Djero meets Iketut in Bali – in the footsteps of Margaret Mead
We proposed to Djero, our chauffeur in Bali, that we go visit Desa Bayun Gede. Djero did not know the place where Margaret Mead and Gregory Bateson, two leading anthropologists, had done research between 1939-1940. Desa means village in Balinese. It wasn’t shown on any map. At the University of Denpassar, a fellow anthropologist kindly welcomed us and, accompanied by a student, showed us the place Margaret Mead described as a “standalone friendly village on top of a mountain”, which was chosen by a lucky accident, according to her.
We left our hotel on the beach in the north of Bali and headed for the mountains, where Desa Bayun Gede was located. On the way to the mountains, Djero asked many questions about Mead, the anthropologist who was the reason we were heading to a place he, as an urban Balinese, thought of as a traditional place. We spoke with reverence of her work on Balinese character, the
relationship between parents and children, sibling rivalry, and childhood.
We also talked about the movies Mead and Batenson made together in Bali, “A Balinese family”, the story of a father and a mother taking care of their three little children. “Bathing babies in three cultures” where the bathing of babies in Bali, the United States and New Guinea are compared. “Karba’s First years” is a series of scenes in the life of a Balinese child, beginning with Karba’s seventh-month birthday ceremonial.
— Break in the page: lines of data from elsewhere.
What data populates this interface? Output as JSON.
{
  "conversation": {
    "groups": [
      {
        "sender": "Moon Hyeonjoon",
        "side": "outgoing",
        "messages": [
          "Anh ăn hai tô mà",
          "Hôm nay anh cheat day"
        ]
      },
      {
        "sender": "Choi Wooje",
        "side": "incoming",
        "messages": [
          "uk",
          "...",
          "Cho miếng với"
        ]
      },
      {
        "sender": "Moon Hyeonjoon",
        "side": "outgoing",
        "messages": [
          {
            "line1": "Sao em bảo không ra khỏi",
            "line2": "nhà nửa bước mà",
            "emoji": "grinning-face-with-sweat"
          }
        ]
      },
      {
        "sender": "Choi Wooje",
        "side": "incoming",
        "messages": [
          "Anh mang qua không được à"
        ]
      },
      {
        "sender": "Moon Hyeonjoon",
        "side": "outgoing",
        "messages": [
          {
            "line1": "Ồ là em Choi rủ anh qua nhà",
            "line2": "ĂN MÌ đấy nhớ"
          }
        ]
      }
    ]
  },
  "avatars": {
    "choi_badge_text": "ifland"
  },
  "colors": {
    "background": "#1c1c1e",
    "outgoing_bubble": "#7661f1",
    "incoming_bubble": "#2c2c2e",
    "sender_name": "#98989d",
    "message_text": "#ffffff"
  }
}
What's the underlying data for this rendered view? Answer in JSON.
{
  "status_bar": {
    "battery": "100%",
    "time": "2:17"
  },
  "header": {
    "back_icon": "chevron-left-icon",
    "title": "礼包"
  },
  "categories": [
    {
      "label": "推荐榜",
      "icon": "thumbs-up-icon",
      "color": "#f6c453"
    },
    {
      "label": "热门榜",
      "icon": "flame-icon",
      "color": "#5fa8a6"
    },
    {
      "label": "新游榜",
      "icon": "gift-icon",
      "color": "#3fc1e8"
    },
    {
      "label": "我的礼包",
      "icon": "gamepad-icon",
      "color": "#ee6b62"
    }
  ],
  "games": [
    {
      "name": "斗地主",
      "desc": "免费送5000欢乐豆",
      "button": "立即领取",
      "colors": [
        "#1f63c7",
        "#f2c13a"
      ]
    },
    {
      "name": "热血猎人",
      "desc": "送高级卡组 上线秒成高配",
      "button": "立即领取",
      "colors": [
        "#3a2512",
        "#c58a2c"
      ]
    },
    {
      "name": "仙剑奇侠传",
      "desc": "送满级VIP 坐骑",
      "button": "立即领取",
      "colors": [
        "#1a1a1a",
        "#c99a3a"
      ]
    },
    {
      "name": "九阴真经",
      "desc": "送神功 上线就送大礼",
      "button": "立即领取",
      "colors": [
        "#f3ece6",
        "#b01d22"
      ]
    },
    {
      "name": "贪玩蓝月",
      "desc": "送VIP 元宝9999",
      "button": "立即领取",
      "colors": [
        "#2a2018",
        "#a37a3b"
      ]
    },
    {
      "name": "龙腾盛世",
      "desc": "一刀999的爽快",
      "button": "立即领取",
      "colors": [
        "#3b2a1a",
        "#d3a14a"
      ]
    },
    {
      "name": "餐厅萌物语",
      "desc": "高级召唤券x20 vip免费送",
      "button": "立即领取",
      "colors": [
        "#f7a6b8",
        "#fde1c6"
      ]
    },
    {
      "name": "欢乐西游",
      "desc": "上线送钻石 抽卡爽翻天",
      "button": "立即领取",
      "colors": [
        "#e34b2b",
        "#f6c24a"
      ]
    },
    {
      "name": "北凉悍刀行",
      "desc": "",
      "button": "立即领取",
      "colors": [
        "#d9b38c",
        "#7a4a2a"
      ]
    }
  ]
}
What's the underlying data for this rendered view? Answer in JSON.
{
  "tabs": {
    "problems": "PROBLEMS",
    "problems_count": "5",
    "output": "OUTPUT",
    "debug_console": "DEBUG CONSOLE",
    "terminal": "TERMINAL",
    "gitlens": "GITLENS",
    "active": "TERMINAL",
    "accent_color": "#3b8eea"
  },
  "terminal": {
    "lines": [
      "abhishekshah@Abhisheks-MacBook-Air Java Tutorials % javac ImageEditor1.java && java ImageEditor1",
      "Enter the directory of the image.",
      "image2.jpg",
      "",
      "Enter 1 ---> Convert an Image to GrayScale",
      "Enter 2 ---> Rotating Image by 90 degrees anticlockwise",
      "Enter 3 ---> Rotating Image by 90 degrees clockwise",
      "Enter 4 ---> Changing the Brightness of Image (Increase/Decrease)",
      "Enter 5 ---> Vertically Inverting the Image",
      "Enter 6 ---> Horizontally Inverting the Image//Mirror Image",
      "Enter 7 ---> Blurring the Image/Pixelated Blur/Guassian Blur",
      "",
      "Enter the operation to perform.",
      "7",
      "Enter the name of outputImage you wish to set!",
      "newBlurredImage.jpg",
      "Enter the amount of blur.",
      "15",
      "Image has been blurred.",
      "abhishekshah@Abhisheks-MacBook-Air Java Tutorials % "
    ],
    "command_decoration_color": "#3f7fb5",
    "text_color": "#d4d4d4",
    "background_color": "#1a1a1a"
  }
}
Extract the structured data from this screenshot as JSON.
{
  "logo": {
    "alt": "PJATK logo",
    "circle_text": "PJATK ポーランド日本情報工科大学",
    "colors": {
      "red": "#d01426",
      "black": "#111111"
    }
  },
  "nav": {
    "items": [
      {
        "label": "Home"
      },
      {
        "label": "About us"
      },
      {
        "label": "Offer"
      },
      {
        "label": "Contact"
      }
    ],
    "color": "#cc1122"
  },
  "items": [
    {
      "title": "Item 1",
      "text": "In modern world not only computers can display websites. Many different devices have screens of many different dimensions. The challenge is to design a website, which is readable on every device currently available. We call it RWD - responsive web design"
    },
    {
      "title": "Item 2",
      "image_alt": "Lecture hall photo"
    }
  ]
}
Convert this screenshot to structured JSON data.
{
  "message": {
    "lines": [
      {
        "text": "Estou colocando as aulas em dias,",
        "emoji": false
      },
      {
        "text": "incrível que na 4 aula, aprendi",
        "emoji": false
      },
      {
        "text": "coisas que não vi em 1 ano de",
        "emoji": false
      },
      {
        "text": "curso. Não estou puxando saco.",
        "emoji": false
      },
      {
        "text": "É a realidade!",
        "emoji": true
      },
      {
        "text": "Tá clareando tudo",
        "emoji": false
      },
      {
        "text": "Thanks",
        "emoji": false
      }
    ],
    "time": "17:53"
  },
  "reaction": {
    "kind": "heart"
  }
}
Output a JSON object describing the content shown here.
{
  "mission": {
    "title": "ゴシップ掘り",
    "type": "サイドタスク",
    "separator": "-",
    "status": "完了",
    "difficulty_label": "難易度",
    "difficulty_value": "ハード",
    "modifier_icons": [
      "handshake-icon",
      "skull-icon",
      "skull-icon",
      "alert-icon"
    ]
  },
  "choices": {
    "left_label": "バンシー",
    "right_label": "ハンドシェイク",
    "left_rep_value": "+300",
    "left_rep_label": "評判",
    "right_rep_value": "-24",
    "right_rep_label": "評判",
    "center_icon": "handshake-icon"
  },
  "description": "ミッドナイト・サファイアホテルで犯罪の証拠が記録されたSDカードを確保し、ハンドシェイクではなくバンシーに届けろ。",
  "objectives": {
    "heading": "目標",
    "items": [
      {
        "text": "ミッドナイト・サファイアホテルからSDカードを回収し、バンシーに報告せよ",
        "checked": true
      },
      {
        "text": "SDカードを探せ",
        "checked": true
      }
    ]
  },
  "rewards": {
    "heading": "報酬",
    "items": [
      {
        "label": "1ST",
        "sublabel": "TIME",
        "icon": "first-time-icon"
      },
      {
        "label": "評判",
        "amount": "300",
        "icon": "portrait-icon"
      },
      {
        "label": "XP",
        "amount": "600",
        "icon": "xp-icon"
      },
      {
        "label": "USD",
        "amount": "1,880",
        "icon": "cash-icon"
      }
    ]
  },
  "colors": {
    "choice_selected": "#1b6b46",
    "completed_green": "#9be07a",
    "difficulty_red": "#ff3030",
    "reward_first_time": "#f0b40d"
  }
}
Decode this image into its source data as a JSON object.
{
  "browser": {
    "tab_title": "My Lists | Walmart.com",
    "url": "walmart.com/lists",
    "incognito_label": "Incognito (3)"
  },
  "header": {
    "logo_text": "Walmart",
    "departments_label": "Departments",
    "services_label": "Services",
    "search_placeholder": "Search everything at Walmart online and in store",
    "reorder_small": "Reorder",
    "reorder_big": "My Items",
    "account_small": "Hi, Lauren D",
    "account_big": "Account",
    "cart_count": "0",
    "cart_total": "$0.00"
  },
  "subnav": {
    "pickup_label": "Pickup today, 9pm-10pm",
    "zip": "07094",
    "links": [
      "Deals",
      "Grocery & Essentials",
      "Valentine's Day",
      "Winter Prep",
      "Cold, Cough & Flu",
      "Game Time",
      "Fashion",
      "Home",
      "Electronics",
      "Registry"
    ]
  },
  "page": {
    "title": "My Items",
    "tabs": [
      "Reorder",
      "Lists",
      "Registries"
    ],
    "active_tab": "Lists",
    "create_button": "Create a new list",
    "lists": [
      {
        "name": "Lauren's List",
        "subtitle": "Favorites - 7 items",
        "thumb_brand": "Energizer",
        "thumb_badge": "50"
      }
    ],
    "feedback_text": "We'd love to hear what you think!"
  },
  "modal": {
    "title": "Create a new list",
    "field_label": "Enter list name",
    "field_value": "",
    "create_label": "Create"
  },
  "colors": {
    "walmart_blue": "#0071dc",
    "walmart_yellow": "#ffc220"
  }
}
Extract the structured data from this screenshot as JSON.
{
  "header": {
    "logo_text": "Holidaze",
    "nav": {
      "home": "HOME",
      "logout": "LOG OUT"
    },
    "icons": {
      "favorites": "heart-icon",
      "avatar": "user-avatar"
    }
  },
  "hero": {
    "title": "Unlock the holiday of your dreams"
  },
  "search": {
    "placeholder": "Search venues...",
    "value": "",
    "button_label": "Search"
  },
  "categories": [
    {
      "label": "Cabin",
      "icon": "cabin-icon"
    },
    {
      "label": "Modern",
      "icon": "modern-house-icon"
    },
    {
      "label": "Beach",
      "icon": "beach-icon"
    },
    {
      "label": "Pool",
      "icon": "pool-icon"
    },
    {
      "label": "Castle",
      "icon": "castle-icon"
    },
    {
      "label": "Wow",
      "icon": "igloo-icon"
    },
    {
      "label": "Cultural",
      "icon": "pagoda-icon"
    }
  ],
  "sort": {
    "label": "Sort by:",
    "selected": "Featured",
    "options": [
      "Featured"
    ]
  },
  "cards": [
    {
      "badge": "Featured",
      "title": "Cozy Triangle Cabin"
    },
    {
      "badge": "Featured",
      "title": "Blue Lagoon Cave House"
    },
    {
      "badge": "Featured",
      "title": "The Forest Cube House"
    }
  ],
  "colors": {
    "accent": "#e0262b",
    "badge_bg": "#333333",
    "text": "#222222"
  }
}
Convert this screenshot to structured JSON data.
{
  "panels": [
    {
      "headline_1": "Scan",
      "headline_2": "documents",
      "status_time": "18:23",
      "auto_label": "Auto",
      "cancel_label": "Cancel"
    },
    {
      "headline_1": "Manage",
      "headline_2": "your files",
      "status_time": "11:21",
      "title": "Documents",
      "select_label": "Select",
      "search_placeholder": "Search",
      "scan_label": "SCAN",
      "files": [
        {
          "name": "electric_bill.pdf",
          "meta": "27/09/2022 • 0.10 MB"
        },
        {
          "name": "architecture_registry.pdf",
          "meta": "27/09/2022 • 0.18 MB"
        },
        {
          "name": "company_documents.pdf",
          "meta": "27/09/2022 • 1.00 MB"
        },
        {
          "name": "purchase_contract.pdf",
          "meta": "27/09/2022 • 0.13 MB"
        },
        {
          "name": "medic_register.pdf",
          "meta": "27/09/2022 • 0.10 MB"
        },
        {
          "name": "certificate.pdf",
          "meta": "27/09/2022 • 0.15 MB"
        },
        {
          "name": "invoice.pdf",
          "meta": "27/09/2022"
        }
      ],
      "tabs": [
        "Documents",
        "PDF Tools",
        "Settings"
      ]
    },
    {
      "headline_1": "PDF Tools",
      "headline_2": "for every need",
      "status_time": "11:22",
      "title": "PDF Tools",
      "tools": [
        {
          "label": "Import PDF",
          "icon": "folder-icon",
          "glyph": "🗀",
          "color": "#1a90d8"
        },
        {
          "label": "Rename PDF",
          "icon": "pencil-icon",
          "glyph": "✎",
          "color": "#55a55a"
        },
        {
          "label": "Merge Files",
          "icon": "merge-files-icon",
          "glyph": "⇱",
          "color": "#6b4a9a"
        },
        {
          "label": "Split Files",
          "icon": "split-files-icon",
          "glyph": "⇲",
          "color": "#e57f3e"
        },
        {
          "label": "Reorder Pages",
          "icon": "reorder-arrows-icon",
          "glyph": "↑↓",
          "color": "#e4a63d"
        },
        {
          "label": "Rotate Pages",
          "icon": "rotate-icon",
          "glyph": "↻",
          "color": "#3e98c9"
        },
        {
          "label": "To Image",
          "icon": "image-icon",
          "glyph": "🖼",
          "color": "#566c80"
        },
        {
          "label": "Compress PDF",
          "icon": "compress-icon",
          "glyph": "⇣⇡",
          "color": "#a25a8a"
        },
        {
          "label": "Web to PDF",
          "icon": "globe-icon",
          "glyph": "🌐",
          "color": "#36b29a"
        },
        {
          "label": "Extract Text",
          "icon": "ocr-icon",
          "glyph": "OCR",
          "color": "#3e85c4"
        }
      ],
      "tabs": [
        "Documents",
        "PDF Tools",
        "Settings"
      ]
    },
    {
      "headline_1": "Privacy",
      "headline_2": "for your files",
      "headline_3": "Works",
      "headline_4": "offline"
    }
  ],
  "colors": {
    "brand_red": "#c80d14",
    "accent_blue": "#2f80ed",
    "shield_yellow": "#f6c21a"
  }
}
“Trance and dance in Bali” is one of the couple’s most well known movies and explores Balinese rituals. Djero listened with curiosity and did the math: the children who were subjects of Mead and Bateson’s studies in Bali at the late 1930s should be more than 70 years old now. As described by Mead in her famous introduction to Balinese Character, when arriving there in 2009, we also found an empty and silent village. We heard music and drums in the distance. We saw women with huge offerings in their heads walking by in silent footsteps. We learned from Mead and Bateson that offerings are given to spirits in return for a greater offering, the world we live in.
The ceremony marked the thirty days following the death of a woman. Djero kept looking around and saw the past. He showed us a place where they used to hang placentas from trees, inside gourds, as a way to protect babies. The ritual was abandoned in contemporary touristic Bali. “Babies are reborn spirits who need to learn”. Djero asked an old man who watched the ceremony: “Have you met the foreigner?” He answered without hesitation: “Yes, Margaret”.
We followed the old man, Iketut. He showed us the house of Madere Kalere, a local man, educated by Mead, who wrote for her several sheets about the aspects of the local culture. He also showed us the residence of Mead and Bateson, who were always classified as citizens of death, as foreigners are called in Bali. Iketut took us to his own home, where he showed us the book Mead gave him during one of her visits to Desa Bayun Gede, when he was still a student. He also recalled that she had returned in the 1960s with her grandson, who had been there recently to visit the local villagers. “Everyone is dead, dead”, he repeated while he showed us the book “Balinese Character”. “Everyone but me”.
At that point we found out that he was “the baby Mead saw being born” as written in the dedication on the book she had given him and he preciously kept in a plastic bag. Thus, our trip to Desa Bayun Gede, following the footsteps of our anthropology “ancestors”, also allowed Djero to meet Iketut, a reunion of two generations of Balinese, two worlds on the same island.